Instructions for the task:
Please read the records below and return each line holding the string "arrow".

The data:
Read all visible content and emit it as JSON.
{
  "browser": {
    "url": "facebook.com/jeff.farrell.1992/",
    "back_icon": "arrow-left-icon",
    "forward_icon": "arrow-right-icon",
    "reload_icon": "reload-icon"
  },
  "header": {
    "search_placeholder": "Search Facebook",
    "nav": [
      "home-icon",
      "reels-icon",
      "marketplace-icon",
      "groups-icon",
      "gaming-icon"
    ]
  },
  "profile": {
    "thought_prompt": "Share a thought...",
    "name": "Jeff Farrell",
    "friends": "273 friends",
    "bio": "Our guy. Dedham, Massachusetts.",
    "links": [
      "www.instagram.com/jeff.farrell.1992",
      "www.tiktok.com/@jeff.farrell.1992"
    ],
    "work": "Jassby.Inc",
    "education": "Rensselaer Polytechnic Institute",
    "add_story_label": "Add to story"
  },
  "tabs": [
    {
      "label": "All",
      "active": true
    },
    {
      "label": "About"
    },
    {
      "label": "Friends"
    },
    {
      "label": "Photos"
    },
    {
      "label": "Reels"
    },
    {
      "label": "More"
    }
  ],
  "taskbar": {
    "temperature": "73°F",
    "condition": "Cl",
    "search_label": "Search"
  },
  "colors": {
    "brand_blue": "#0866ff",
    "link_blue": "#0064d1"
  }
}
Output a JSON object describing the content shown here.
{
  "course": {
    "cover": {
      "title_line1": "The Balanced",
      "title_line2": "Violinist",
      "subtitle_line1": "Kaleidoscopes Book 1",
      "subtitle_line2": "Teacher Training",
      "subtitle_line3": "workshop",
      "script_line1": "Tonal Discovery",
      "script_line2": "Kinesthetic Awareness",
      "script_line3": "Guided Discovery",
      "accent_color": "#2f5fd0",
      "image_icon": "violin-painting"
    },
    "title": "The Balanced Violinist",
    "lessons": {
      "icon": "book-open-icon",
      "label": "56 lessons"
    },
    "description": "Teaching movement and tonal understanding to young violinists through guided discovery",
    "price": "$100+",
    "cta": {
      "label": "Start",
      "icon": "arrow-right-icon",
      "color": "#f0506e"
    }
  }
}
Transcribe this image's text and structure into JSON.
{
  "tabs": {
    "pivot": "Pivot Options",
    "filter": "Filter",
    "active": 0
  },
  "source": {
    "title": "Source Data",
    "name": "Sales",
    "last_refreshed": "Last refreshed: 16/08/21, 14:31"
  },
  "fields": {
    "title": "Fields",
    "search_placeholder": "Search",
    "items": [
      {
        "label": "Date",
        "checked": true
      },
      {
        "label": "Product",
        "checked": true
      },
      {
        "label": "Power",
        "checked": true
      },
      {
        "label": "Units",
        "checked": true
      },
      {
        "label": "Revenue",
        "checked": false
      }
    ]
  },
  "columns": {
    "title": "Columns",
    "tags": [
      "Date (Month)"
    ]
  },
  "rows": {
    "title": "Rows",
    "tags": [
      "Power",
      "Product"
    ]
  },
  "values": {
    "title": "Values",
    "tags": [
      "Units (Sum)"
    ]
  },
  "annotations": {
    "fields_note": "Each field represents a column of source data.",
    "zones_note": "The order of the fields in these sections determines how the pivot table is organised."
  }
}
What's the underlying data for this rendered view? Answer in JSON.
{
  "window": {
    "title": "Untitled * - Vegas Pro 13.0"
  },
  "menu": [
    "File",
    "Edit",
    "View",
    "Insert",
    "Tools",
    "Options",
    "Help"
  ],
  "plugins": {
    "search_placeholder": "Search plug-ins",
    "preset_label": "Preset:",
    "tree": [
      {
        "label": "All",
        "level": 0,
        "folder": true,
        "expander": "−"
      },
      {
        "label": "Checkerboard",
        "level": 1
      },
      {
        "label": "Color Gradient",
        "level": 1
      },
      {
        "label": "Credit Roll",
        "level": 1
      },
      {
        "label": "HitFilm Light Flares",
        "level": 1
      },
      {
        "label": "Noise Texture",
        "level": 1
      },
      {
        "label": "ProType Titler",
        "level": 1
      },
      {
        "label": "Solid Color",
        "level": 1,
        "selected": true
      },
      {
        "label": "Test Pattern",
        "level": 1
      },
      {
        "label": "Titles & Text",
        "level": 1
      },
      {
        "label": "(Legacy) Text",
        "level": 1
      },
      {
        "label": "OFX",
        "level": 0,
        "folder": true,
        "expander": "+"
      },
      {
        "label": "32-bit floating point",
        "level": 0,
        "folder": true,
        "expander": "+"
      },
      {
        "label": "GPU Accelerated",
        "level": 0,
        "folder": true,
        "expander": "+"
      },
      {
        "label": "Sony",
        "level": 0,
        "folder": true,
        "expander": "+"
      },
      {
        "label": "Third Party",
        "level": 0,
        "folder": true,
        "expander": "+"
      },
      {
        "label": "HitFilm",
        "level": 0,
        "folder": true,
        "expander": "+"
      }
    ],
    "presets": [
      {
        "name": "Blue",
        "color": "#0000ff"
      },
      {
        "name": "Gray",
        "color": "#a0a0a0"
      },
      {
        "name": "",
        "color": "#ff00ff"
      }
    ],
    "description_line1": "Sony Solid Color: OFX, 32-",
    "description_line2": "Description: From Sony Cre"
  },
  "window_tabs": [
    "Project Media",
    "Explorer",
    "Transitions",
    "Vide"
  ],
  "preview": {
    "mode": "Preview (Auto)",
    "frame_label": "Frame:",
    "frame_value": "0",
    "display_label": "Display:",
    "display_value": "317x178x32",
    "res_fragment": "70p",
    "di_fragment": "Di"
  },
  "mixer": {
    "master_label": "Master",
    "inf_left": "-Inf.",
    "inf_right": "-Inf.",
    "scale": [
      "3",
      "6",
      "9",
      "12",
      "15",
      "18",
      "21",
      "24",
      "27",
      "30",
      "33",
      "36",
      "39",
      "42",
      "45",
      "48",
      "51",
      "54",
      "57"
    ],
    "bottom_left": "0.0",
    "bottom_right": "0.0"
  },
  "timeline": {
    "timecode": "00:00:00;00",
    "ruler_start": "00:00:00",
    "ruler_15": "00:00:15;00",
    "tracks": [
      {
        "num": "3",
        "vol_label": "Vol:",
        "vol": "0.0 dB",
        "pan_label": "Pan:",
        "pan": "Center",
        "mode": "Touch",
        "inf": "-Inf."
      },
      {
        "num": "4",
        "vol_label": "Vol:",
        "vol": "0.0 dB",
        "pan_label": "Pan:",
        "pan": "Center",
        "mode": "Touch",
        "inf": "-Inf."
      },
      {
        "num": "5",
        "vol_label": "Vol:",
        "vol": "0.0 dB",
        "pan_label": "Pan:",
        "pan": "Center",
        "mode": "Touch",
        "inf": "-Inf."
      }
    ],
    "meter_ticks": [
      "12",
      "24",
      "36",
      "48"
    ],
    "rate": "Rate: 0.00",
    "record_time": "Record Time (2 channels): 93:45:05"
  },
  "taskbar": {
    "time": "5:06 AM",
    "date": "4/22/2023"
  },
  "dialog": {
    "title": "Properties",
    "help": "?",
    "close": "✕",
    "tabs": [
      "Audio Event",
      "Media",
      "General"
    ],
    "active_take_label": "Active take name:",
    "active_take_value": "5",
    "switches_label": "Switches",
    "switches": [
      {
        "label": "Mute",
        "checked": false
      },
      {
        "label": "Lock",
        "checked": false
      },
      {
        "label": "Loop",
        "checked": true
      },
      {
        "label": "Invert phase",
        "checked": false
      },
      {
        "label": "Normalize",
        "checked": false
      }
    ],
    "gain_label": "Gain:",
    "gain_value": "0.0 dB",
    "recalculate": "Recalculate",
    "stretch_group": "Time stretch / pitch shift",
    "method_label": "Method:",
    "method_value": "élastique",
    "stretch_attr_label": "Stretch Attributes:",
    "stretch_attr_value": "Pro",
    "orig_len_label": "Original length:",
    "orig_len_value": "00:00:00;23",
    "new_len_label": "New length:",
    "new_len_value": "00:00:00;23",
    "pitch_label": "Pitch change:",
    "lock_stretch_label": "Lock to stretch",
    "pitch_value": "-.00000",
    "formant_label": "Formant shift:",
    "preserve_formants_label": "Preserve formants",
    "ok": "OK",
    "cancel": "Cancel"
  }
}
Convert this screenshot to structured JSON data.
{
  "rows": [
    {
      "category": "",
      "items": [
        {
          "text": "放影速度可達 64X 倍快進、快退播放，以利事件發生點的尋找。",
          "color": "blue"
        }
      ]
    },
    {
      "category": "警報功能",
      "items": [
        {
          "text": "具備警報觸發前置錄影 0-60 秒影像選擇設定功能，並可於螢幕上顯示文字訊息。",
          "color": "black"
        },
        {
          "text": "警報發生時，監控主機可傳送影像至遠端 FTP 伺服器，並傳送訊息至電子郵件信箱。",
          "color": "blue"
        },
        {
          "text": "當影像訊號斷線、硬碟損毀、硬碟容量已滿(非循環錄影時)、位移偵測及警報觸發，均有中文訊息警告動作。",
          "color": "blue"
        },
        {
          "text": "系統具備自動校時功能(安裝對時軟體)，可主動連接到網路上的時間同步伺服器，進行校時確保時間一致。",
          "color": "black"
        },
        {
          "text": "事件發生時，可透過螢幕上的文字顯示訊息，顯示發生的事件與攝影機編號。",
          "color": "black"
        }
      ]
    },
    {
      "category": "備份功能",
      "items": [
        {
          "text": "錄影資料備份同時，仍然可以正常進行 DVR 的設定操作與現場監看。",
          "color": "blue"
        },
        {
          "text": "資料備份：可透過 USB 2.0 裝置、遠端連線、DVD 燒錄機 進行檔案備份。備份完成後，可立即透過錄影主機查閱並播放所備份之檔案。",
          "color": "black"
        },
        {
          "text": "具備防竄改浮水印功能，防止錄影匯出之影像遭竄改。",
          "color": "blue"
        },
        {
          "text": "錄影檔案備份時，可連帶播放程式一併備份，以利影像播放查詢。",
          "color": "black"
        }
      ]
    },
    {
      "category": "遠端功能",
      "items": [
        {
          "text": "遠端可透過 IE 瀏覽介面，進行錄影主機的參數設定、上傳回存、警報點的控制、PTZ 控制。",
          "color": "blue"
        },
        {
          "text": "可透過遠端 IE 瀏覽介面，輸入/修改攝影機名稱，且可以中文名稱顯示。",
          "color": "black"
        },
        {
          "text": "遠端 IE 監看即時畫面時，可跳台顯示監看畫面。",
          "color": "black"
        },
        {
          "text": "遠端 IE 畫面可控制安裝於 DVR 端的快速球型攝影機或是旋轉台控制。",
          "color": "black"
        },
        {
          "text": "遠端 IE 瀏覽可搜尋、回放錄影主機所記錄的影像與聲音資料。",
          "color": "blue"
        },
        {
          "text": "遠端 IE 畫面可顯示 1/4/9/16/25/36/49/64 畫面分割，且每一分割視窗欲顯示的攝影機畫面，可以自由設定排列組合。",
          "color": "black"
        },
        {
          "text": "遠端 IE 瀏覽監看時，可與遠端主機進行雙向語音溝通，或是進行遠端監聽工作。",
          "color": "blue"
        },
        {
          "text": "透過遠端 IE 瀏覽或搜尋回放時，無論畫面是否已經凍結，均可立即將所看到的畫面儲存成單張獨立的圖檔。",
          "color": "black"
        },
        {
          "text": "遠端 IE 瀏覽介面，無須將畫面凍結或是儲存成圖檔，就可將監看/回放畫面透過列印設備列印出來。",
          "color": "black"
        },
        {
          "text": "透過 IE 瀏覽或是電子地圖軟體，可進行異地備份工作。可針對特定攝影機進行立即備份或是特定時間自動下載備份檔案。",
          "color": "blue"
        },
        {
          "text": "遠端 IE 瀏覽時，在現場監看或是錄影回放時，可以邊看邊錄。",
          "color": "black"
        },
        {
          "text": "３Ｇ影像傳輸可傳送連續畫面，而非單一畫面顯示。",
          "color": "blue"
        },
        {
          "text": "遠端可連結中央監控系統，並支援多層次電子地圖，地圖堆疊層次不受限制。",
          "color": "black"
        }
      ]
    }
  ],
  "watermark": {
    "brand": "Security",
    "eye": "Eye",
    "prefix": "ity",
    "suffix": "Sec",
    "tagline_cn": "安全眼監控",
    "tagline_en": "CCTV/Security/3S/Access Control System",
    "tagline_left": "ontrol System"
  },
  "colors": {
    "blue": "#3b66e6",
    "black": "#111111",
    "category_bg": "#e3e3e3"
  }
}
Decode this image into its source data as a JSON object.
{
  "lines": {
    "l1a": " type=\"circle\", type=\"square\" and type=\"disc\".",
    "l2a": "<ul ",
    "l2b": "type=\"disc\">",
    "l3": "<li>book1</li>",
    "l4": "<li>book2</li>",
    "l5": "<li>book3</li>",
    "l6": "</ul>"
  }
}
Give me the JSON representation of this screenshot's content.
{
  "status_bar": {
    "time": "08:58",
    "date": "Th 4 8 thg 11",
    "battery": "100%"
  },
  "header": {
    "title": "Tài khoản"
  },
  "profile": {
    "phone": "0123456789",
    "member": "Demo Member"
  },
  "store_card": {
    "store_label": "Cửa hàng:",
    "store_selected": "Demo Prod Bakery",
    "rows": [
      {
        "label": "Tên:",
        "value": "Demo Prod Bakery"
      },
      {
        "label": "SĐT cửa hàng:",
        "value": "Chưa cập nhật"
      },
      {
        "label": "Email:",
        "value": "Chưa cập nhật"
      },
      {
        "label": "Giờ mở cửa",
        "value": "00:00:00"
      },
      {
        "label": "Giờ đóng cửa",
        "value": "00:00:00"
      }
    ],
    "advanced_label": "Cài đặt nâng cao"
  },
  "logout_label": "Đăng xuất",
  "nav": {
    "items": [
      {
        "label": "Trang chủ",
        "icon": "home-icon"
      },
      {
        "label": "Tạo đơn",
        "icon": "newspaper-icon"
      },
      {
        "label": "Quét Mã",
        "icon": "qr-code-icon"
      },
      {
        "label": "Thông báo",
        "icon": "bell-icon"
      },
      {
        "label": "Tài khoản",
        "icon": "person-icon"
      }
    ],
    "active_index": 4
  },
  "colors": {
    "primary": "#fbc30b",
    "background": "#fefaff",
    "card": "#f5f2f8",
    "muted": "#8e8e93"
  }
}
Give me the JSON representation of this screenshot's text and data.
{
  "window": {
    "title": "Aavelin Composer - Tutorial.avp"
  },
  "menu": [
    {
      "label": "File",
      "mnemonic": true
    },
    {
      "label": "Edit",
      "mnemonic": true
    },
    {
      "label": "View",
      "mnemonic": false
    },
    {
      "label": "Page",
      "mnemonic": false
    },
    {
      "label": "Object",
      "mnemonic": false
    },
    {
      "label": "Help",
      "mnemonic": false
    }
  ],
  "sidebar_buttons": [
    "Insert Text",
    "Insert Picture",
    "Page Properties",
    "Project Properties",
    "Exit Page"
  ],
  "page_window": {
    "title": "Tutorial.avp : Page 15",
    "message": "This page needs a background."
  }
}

Exercise output:
    "back_icon": "arrow-left-icon",
    "forward_icon": "arrow-right-icon",
      "icon": "arrow-right-icon",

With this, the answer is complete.